It's what I want this blog to be about. To show people that life goes on after having a child diagnosed with a disability. And then another. That you don't have to be rich, fully sane, or completely devoid of bad habits to have children with special needs. That it's hard, but that it's so good. That if you let this life have a chance, you'll be blessed, and everyone around you will be blessed, too. That you'll become a better, stronger, (faster?) person than you ever thought you could be. I'm not here to say that it's easy. That's why I tell the truth about the good and the bad days we have with Down syndrome (and autism). But I hope you can see that I love my life so much. That I'm grateful for these gifts I have been given. It's like the old man in the wheelchair said to me a couple of Sundays ago:
"Children with Down syndrome are a gift. Don't let nobody tell you otherwise"
If you are someone struggling with the decision as to whether or not to terminate your pregnancy because of a Down syndrome diagnosis, I pray that you will remember these statistics. Also know that there are MANY MANY families out there waiting to adopt a baby WITH Down syndrome. There are waiting lists for this! I didn't plan on having a child with Down syndrome, but if the opportunity came up again to have another with Down syndrome, knowing everything I know, having gone through everything that we have, I'd do it again. In a heartbeat. In fact, I know a bunch of parents of children with Down syndrome who have adopted or hope to adopt another in the future. It's because children with Down syndrome bring such happiness and such love to your life that you want more of it. These kids make life HAPPY. I promise. You are lucky to have been chosen to have this kind of joy in your life.

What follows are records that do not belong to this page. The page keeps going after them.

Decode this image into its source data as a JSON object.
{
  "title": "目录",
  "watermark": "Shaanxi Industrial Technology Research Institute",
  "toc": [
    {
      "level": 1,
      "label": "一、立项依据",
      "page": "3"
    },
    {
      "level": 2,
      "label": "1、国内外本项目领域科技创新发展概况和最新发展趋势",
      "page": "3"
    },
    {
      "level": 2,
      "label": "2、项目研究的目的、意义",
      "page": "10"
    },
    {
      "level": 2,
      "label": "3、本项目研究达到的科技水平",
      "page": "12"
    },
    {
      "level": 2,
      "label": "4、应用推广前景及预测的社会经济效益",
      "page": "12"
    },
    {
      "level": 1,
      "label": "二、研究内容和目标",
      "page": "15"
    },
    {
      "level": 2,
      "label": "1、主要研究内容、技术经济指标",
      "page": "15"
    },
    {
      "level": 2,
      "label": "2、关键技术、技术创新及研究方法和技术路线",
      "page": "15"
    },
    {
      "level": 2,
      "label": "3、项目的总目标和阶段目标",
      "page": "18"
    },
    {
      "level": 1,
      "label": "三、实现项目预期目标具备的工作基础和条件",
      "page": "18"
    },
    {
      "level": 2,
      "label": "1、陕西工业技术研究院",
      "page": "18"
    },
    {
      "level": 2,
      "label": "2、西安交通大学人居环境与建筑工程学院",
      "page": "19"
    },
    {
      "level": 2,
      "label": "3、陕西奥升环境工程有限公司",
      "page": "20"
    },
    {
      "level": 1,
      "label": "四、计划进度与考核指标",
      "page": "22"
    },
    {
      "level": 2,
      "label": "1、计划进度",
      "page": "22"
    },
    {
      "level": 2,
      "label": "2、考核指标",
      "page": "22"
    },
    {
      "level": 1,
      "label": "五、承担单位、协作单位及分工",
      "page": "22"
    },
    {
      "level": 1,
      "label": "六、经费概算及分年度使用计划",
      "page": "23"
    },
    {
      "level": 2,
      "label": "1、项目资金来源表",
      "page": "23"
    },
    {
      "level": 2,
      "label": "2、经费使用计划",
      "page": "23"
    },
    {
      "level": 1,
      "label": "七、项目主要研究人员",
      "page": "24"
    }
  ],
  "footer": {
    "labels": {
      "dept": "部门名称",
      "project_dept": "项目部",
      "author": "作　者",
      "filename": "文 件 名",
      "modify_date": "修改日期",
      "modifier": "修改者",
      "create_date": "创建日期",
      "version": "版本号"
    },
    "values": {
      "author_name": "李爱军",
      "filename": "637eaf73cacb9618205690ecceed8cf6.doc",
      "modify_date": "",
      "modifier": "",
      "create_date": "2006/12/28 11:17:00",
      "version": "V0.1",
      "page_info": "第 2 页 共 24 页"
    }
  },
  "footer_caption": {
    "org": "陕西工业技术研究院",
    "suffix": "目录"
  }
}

1 comment:

Jenny H said...

Well said! Thanks for sharing. Blessings!